Reality crews are now in the chase. Deal-hunter TV shows dominate the cable ratings, with “American Pickers” raiding barns and attics for rarities. That's not Kaufman’s terrain. “I’m not much good at junk shops,” she says.
She has found pieces, and pieces have found her. Two decades ago, she and George received a FedEx package from their friend Leslie Keno, one half of the identical-twin appraisers on “Antiques Roadshow.” His note: “Look what we found!”
Decades before, a woman in New Jersey had admired a demilune table at a yard sale. The buyer plunked down all the cash she had in her pocket, a mere $25, even though the asking price was $30. She gently took off some mold with turpentine, used the table and, much later, she took it to the PBS series’s open call. The Kenos peeled back some Christmas wrapping paper protecting its underside. There was a label from John and Thomas Seymour, the father-and-son makers who had emigrated from England to Boston. Both Kenos knew that the Kaufmans owned one and thought they had found the perfect mate. “It would be as if Leslie and I had been separated,” Leigh Keno jokes.
The Kaufmans decided to pass. But at auction, the card table found a home, for $541,000, a record at the time. And to top it off, the makers’ name matched that of its new owner, the supermodel Stephanie Seymour, whose art-collecting husband, Peter Brant, bought it for her.
By the late 1990s, the market softened. The Kaufmans’ coterie dissipated — no more dinner parties where George would take up a host’s challenge to arrange all the chairs in a collector’s apartment in order of their worth. He died in 2001, at age 69. Today, auctions attract many secretive players, who often chime in via cellphone.
“It’s disappointing that I don’t see younger people bidding,” Kaufman says. “People are scared off by the very high prices.”
Pieces of worth still turn up. “Wonderful objects that may not be masterpieces, they’re out there,” Failey says. “It’s a bargain.”

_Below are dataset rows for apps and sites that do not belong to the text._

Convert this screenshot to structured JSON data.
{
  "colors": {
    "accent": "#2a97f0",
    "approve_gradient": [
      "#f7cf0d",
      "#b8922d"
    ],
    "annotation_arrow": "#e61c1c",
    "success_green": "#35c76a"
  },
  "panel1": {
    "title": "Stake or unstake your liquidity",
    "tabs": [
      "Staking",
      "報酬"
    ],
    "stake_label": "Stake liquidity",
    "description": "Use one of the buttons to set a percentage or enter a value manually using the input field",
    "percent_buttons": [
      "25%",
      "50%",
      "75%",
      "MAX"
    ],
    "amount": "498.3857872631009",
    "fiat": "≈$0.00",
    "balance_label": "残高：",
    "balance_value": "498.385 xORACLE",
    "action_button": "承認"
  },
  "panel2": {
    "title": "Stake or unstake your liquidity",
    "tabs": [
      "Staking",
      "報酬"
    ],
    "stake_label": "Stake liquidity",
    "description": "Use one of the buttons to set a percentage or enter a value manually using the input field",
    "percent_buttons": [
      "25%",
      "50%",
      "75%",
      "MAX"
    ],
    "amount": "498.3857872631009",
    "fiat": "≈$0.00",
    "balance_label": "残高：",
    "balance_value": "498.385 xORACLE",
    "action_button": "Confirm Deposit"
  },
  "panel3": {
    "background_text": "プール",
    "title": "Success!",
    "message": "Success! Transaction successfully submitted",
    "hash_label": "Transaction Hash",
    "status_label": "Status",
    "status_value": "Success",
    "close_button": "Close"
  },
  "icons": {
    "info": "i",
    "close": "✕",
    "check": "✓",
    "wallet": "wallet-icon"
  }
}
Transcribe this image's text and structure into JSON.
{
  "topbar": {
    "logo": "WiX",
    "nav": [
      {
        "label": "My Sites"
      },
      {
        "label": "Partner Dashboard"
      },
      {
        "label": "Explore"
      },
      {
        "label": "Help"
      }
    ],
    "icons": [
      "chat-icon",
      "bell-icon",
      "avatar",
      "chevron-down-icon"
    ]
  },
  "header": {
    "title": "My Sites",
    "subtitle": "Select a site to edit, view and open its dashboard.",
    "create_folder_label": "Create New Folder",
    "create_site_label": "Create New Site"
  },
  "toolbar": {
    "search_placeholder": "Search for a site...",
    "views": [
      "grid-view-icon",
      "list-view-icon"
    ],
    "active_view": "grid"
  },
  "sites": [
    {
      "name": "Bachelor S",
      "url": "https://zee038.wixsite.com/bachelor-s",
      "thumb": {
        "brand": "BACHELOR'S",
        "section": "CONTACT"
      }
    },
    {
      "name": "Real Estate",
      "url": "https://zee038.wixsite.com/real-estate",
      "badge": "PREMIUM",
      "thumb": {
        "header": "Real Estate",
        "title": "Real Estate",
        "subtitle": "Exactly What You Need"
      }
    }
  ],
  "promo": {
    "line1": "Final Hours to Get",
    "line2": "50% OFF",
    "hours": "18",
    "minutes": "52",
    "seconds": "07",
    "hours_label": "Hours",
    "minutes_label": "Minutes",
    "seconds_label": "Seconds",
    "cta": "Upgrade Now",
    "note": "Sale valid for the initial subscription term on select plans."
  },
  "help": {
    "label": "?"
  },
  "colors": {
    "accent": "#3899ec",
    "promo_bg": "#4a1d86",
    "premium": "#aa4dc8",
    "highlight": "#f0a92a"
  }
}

At the museum, Kaufman beckons a preparator and a registrar, who are putting on gloves to handle what she has “tossed around” for years, she notes. “Let’s play a minute,” she tells the women.
She has just purchased a pair of Bristol blue glass decanters. They look like cobalt, and one has a label reading “RUM” and the other “HOLLANDS,” which she takes to mean gin. She’s arranging them on her sideboard, pulling at the little stoppers, which are marked H and R. She’s having fun.
She points to a yellow Grecian couch, the only piece she bought in Washington and a perfect example of Baltimore painted furniture, with brush strokes mimicking gilding and rosewood. Her daughters and granddaughters used to lie there, posing for photographs as if they were napping on it.
Kaufman has guided the curators to make the place look less like a museum, urging a rethinking of an array of portraits flanking her sconces and looking glasses. “It was one man after another, each in black coats,” she says. Instead, she helped choose women who were dressed more colorfully and added to the domestic vibe. One she liked because the subject posed with a little dog, and Kaufman relates. (Asked what kind of dog she likes, she says, “the barkless kind.”)
“We’re just trying to show things in the home context,” she says, walking over to a desk and chest, again by the Seymours. Its pointy top compartment has a fold-down door. “Here’s where you could store your tricorn hat,” she teases. A green writing surface appears when she unfolds the desk. “I served coffee on this many, many times.”
The gallery sent six trucks to load up her pieces. She was surprisingly elated to see them go. “I thought I would be tearful,” she says. “Now that they’re in the National Gallery’s hands, they never had it so good.”
Masterpieces of American Furniture from the Kaufman Collection, 1700-1830
on display indefinitely at the National Gallery of Art, West Building, Fourth Street and Constitution Avenue NW. 202-737-4215.